- **Exercise requirements**
For every line in the material below that holds "Iroha", report the line.

======== Provided entries

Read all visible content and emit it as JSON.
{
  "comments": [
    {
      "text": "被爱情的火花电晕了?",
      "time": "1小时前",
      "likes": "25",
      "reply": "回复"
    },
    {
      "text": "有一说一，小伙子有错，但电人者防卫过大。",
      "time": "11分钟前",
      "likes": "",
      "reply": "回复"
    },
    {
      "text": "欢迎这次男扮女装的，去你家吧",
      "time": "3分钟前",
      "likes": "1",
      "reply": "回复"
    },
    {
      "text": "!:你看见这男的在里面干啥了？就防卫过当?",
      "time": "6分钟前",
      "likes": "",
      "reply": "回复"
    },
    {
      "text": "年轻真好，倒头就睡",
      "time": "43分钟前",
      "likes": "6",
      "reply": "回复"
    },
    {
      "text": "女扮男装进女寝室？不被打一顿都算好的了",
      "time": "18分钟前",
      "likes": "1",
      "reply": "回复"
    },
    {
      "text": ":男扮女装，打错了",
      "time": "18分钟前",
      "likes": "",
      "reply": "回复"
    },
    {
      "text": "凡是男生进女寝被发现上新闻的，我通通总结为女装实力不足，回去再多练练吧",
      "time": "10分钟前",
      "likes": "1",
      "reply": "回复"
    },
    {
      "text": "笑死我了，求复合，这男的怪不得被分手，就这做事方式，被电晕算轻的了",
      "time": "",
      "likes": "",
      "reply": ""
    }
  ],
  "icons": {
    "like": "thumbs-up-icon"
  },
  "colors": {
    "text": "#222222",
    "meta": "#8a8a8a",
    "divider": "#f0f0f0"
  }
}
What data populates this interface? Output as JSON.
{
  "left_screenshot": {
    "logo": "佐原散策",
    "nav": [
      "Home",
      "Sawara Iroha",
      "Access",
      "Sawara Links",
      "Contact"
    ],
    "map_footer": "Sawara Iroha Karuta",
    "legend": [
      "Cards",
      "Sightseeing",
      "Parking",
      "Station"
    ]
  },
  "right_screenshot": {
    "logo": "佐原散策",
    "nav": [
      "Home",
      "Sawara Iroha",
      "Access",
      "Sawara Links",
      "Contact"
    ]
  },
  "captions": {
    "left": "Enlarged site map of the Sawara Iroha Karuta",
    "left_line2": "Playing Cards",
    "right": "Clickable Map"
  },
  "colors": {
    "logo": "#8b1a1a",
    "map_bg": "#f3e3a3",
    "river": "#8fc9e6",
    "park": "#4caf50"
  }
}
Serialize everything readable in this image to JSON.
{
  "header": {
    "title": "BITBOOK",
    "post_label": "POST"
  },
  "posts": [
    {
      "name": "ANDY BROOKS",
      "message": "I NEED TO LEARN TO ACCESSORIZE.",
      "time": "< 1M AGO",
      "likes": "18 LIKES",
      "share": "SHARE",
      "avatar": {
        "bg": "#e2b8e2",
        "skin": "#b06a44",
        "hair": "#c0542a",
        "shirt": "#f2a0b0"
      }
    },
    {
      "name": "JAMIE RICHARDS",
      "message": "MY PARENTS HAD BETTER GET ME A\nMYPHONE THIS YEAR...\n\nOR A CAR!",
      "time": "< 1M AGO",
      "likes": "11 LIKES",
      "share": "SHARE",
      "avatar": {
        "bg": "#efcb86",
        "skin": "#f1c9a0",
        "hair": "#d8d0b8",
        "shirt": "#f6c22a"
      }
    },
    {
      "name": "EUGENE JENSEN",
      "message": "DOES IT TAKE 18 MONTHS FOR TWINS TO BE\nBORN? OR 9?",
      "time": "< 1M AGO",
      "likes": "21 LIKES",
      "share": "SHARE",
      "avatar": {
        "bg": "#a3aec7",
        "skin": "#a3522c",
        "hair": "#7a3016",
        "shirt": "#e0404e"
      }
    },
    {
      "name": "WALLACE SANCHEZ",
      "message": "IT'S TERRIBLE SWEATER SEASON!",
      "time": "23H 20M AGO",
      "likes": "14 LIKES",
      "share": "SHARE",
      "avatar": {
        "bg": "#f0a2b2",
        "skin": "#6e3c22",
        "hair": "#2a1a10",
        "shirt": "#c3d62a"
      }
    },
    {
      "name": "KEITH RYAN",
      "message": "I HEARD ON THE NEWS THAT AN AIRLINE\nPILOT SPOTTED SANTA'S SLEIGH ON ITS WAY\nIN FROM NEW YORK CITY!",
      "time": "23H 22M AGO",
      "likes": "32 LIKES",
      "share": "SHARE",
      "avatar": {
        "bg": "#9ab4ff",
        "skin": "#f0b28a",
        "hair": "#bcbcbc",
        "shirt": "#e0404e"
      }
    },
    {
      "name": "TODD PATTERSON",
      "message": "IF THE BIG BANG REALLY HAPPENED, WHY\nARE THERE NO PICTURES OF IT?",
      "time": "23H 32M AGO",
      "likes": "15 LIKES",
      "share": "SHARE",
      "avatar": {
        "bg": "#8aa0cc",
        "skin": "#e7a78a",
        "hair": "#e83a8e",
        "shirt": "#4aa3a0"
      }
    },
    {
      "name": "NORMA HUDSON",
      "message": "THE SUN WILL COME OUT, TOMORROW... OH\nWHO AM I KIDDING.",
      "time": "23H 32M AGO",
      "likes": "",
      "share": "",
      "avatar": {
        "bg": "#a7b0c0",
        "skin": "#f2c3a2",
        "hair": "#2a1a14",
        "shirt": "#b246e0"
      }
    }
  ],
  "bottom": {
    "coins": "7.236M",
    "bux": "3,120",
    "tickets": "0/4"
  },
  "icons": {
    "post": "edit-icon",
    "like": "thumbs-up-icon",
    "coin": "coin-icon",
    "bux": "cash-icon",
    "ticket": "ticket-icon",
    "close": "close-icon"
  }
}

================

- **Your solution**
      "Sawara Iroha",
    "map_footer": "Sawara Iroha Karuta",
      "Sawara Iroha",
    "left": "Enlarged site map of the Sawara Iroha Karuta",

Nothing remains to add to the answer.